This indicated that professional driving practices, which encourage step 1 braking, are deeply ingrained. With only five per cent of the braking being above step 1, and thus capable of deploying sand, it was recognised that driver technique needs to change to benefit from DVRS.
Andrew reported that WMT was keen to confirm benefits following the familiarisation runs. A back to back test run was therefore undertaken on 5 December 2019 – a leaf fall “amber” day – where the rail head looked damp but clean. Unit 323 205 (control) operated using the WMT’s professional driving policy and unit 323 215 (DVRS) operated using full braking capability. There was a single occurrence of wheelslide, but it was not significant.
It was notable that driver confidence in the DVRS was such that the train would typically be driven to a higher maximum speed. This, together with the step 3 brake, delivered a run time improvement of approximately eight seconds between stations.
After the presentations, Andrew commented that another benefit of the sanders, whether single variable-rate sanders (SVRS) or DVRS, is in the consistency of low adhesion stops. Referring back to the 2017 trials, the longest stopping distance experienced from 55mph for unsanded low adhesion runs was over three times the shortest. Whereas for DVRS the longest was just 37% higher with other configurations in between, as seen in the illustration and table – see below.
Moreover, the longest stopping distance for DVRS was shorter than the shortest unsanded run.
In summary, this has been a further validation of the benefits of DVRS. A middle-aged train equipped with DVRS delivered performance at least as good as the original sander tests in 2017 and there has been very positive feedback from train drivers. There does need to be a review of professional driving policies to gain the full benefit of DVRS and RSSB is working on this with its partners.

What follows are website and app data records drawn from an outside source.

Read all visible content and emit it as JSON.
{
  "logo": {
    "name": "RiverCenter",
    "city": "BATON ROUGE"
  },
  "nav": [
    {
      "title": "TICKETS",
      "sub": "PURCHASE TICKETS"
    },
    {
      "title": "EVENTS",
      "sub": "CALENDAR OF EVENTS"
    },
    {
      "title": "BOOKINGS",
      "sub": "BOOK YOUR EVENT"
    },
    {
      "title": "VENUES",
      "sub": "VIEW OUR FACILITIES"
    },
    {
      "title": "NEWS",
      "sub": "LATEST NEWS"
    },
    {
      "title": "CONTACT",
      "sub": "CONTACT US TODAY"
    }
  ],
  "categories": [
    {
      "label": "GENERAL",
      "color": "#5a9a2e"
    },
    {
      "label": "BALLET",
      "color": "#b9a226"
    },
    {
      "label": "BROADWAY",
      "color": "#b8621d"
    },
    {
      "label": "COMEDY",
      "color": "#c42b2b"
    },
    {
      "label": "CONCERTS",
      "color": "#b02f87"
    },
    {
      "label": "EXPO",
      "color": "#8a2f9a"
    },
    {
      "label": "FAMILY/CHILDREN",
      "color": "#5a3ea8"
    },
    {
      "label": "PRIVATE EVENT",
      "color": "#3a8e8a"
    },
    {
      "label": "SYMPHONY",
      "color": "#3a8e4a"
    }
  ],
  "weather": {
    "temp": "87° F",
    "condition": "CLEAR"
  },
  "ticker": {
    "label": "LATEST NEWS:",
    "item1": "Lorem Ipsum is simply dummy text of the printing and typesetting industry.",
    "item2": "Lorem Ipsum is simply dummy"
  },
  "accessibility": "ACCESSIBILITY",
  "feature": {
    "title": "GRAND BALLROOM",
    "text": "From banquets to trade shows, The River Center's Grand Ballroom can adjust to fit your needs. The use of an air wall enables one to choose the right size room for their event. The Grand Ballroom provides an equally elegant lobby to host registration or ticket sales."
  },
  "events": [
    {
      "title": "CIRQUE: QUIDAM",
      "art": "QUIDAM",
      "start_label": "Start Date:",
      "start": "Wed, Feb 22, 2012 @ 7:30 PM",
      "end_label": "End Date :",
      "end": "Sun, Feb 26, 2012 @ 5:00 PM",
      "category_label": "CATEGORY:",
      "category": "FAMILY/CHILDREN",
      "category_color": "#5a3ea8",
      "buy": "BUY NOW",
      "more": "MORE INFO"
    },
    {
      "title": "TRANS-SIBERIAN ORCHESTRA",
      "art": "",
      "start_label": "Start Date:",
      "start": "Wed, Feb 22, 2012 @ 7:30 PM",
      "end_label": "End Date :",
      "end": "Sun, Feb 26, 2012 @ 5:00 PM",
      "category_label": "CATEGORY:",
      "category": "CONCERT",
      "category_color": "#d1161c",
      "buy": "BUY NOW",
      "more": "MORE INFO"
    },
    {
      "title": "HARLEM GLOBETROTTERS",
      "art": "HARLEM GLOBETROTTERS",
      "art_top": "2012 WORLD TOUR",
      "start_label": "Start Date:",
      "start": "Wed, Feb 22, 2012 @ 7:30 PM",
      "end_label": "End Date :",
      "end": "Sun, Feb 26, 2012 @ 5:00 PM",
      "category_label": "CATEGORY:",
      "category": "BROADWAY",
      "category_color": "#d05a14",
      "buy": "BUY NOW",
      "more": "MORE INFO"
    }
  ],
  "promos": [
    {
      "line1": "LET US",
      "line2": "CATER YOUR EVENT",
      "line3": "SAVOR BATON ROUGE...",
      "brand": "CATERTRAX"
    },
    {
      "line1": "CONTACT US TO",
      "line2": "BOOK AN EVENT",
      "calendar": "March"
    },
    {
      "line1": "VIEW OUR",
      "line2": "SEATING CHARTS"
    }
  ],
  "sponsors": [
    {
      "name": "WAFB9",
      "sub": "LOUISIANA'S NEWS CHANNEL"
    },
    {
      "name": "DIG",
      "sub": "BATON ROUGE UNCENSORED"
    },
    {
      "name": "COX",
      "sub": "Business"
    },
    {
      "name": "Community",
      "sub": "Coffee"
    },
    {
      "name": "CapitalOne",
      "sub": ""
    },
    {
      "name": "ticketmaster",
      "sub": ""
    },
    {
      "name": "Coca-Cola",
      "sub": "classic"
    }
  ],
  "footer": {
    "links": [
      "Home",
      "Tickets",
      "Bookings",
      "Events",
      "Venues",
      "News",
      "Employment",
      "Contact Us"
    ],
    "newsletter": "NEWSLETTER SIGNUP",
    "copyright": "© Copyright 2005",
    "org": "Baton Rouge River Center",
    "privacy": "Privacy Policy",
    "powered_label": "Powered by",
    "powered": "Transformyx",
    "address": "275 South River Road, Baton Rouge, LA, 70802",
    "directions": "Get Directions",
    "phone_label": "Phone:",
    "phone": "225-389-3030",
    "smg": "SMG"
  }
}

Rail Engineer looks forward to further developments.
Thanks to Paul Gray, Aaron Barrett, and Emma Bassey, RSSB, and the speakers mentioned for their assistance in producing this article